Thousands poured into Brazil's capital city demanding that the country's president step down because of numerous corruption scandals associated with his administration.
Brazil's president ordered federal troops to restore order in the country's capital Wednesday after some ministries were evacuated during clashes between police and protesters who are seeking the leader's ouster.
In a brief national address during the unrest, Defense Minister Raul Jungmann said troops were being sent to guard federal buildings, including the presidential palace. The deployment was authorised by a presidential decree that left open the possibility that soldiers could be used more widely in Brasilia.
"At this moment, federal troops are already here (in the foreign ministry)," Jungmann said in a brief televised statement.
"And next, there are troops arriving to secure all the ministerial buildings."
Brazil's agriculture ministry was evacuated after protesters demanding President Michel Temer's resignation got inside, setting a fire and vandalising the premises, an official said.
"There was an invasion of the ministry's private entrance. They lit a fire in a room, broke photos in a gallery of ex-ministers and confronted police. The building was evacuated," a spokesman for the ministry said.
At least 25,000 people massed in Brasilia to demand new elections and an end to austerity reforms in a protest fuelled by anger over a corruption scandal swirling around Temer.
Organised by leftist groups and trade unions, the protesters poured into the centre of Brazil's capital.
Brazil's left is looking for an opportunity for revenge just over a year since Temer took over from Workers' Party president Dilma Rousseff after she was impeached for illegally manipulating government accounts.
Temer, from the centre-right PMDB party, is reeling from a probe into his alleged corruption. The future of his market-friendly reforms package -- especially cuts in the country's generous but unaffordable pension system -- is unclear.
End Putchist government
"It's the end of this putschist government. That's why the people have taken to the streets," said Francisca Gomes, 59, who came from Sao Paulo for the protest and carried a funeral ribbon carrying the image of the president and the words: "RIP Temer."
Brasilia's security service said that 500 buses had converged on the capital, with some 25,000 protesters. The protesters were still gathering, with a march planned to start in the early afternoon.
"In a democracy, no government can resist when the people take to the streets," said Dorival Pereira, 60, who travelled 18 hours from Mato Grosso do Sul.

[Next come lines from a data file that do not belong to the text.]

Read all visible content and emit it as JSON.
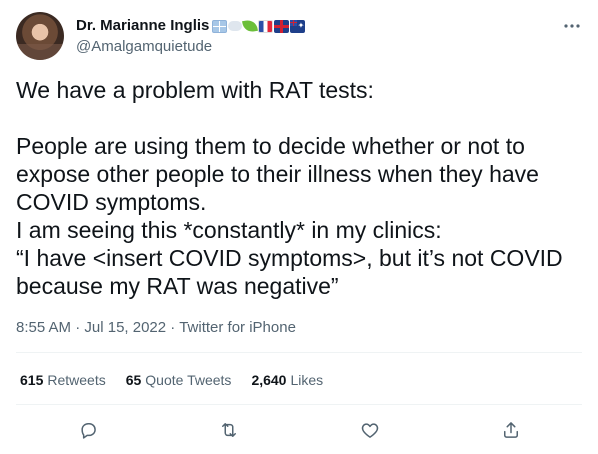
{
  "author": {
    "display_name": "Dr. Marianne Inglis",
    "handle": "@Amalgamquietude",
    "name_emojis": [
      "window-emoji",
      "cloud-emoji",
      "leaf-emoji",
      "france-flag-emoji",
      "uk-flag-emoji",
      "australia-flag-emoji"
    ]
  },
  "tweet": {
    "line1": "We have a problem with RAT tests:",
    "line2": "People are using them to decide whether or not to",
    "line3": "expose other people to their illness when they have",
    "line4": "COVID symptoms.",
    "line5": "I am seeing this *constantly* in my clinics:",
    "line6": "“I have <insert COVID symptoms>, but it’s not COVID",
    "line7": "because my RAT was negative”"
  },
  "meta": {
    "time": "8:55 AM",
    "sep1": " · ",
    "date": "Jul 15, 2022",
    "sep2": " · ",
    "source": "Twitter for iPhone"
  },
  "stats": {
    "retweets_count": "615",
    "retweets_label": "Retweets",
    "quotes_count": "65",
    "quotes_label": "Quote Tweets",
    "likes_count": "2,640",
    "likes_label": "Likes"
  },
  "icons": {
    "more": "more-options-icon",
    "reply": "reply-icon",
    "retweet": "retweet-icon",
    "like": "like-icon",
    "share": "share-icon"
  },
  "colors": {
    "text_primary": "#0f1419",
    "text_secondary": "#536471",
    "divider": "#eff3f4"
  }
}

Like many demonstrators, she wore a T-shirt with the slogan "Elections now!"
Temer says the austerity reforms are already working and that more measures, especially pension reform, are needed. Latin America's biggest economy has been stuck in deep recession for two years and is just showing the first signs of returning to growth, although unemployment is at nearly 14 percent.
Fighting for political life
However, Temer has been fighting for his political life since last week after allegations that he attempted to pay hush money to a jailed politician and was involved in bribery.
The scandal comes after a landslide of other corruption allegations against much of his government and Congress in a huge probe known as "Operation Car Wash."
For now, the president is trying to shore up his congressional alliance to resist calls for his impeachment. He has said he did nothing wrong and will not resign.
For many Brazilians, the revelations about Temer's alleged crimes dovetail with existing anger about the austerity reforms.
Previous demonstrations have sparked violent clashes with riot police. In Brasilia, protesters have even succeeded on several occasions to break past police cordons and smash the windows of government buildings.
Tensions already flared up on Tuesday in the Senate, where the economic affairs committee was reviewing a report on a reform of labour laws. Opposing senators yelled at each other, some chanting "Temer out, Temer out."
Eight years in prison
And in an unrelated case that underlined the far-reaching impact of Brazil's ongoing anti-graft operation, the Supreme Court on Tuesday sentenced one of the country's most infamously corrupt and seemingly untouchable politicians to nearly eight years in prison.
Paulo Maluf, an 85-year-old ally of Temer, was convicted of money laundering and has been stripped of his mandate as a deputy in Congress. He has been on Interpol's list for alleged money laundering in New York.
Also on Tuesday, police said they had arrested a Temer adviser and two ex-governors over alleged fraud linked to a stadium used in the 2014 football World Cup in Brasilia.
The suspects allegedly overbilled by 900 million Brazilian reais (about $380 million at the time) on a 600-million reais project to build the Mane Garrincha stadium.
Ironically, Wednesday's protesters began to gather for the day outside the same stadium.